Kramden in the News: Fixing Computers for Good

By Bridgette A. Lacy, News from RTP

When fourth-grader Willie Shaw brought home a refurbished computer, it came packed with a gateway of opportunity.

The computer comes with an open source operating system called Ubermix that is less vulnerable to viruses and malware. In addition, the computer is loaded with more than 60 programs including LibreOffice, an office suite similar to Microsoft Office; Scratch, a free programming language where you can create your own interactive stories, games, and animations; Stellarium, a virtual planetarium; and Audacity, an audio editor.

Willie is just one of thousands of students awarded a computer by Kramden Institute.  Kramden was founded in July 2003 by Mark and Ned Dibner, a father and son. “Kramden” is ‘Mark’ and ‘Ned’ spelled backwards. The idea came from Ned, then 13, who suggested to his father that they refurbish and fix older computers to donate to middle school honor-roll students in Durham who could not afford home computers.

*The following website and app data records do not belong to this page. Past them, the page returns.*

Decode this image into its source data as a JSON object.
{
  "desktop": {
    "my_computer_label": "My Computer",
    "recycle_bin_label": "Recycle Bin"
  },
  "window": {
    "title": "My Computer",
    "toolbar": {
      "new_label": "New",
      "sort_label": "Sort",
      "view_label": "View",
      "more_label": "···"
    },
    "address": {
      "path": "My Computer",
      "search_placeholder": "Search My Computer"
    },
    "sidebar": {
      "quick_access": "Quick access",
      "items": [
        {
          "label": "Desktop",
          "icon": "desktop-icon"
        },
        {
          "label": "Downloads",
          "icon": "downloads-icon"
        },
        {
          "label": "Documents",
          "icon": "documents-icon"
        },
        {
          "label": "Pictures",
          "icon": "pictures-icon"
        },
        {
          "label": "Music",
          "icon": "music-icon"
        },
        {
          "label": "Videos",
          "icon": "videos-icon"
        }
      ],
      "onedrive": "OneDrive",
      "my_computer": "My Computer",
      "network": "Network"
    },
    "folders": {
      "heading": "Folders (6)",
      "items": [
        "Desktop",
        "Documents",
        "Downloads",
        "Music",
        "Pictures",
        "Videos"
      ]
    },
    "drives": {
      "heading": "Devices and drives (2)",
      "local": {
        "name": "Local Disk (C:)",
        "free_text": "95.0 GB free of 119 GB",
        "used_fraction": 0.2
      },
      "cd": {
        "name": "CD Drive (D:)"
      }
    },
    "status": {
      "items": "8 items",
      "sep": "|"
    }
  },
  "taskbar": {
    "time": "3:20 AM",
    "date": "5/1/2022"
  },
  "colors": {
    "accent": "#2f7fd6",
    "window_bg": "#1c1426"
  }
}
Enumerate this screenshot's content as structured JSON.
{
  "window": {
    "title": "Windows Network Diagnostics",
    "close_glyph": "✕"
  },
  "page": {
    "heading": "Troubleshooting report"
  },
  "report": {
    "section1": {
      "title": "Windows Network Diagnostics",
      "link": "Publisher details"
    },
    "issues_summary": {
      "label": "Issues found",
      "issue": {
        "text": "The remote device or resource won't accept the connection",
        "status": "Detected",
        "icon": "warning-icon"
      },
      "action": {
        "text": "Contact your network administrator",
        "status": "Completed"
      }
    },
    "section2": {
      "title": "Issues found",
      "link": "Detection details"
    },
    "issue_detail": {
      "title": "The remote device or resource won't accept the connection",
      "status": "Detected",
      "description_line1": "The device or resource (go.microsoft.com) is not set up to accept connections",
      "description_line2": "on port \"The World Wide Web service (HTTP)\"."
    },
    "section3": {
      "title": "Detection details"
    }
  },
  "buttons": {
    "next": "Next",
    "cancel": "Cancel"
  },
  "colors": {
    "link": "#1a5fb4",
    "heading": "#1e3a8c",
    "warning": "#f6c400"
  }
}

The two-person operation that started with 90 personal computers and 50 monitors has grown substantially. Kramden Institute now has 30 Super Geeks, a 10-member management team and 1,000 volunteers including retirees and Research Triangle Park employees.

It has awarded more than 22,800 computers to deserving students across 78 of North Carolina’s 100 counties. Kramden partners with numerous schools, other non-profits and military aid organizations across the state to award computers to those struggling to bridge the digital divide.

For Willie Shaw and his siblings, a computer becomes a window to a world beyond his modest circumstances. It opens doors to people, places and possibilities beyond their immediate environment.

“It’s pretty awesome,” says Willie’s mother, Kelly Hayes. She explains that Willie shares the computer with his older sister, Jazmine and his younger brother, Brandon.  “I didn’t realize how many programs were already on it,” she says.

Like Willie’s teacher in Northeast Raleigh, Rodney L. Smith, an assistant principal of Apex Middle School in Apex, has witnessed the impact giving a computer to a student can make. “Having access puts everyone on the same playing field,” he says. “Having a computer is now is like having a pencil.”

Smith has been recommending students to Kramden Institute for the last three years.

He explains that while the students who receive the computer are already high achievers, their grades often go up immediately because of all the learning programs they now have access too.

Don Rowe, a MetLife IT vendor management consultant, and Kramden team management volunteer, says he’s almost brought to tears when he helps pass out computers to students and their families.

“It’s like Christmas for them and they just got the toy they always wanted,” he says. He understands that for some parts of society, a computer is common place, but that this is not the case for everyone.

At one event, he recalls a mother’s handwritten thank-you note in her native Spanish language expressing her appreciation for a computer for her son. She wrote that the laptop was going to help her son who was a hard-worker but struggling in some of his subjects.

It’s those heart-warming stories that keep Rowe donating his time and resources to Kramden. In 2009, he started refurbishing computers for them. Eventually, he went from giving his 20 hours there to assisting them in charting a plan to get more corporate donations instead of relying so much on government grants, which were drying up.

Last year, MetLife donated 400 laptops and 600 desktops and monitors. The MetLife Foundation also contributed a $25,000 grant. Rowe also organizes MetLife’s volunteers for Wednesday work nights refurbishing computer sessions, normally they have 6 per year.

Rowe, the son of a social worker, said he was taught by his mother to volunteer his time early in life. He likes encouraging others to do so as well. Last year, more than 250 MetLife volunteers took part in the “Geek-A-Thon,” refurbishing 400 computers, and loading them with an Ubermix operating system and the latest in educational software.

Kramden offers a chance for any individual or corporation to get involved. Lisa Jemision, director of RTP Programs, says Kramden Institute gives residents a place to recycle their electronics and an opportunity to help those in their community with digital literacy.

Discarded, old computers may contain up to 8 pounds of lead along with lower levels of mercury, arsenic, cadmium, beryllium and other toxic chemical. So recycling them makes it safer for the environment.

Meanwhile, disadvantage families can benefit from having a refurbished computer in the home. “We are bridging the digital divide,” Jemison says.


The original article can be found here.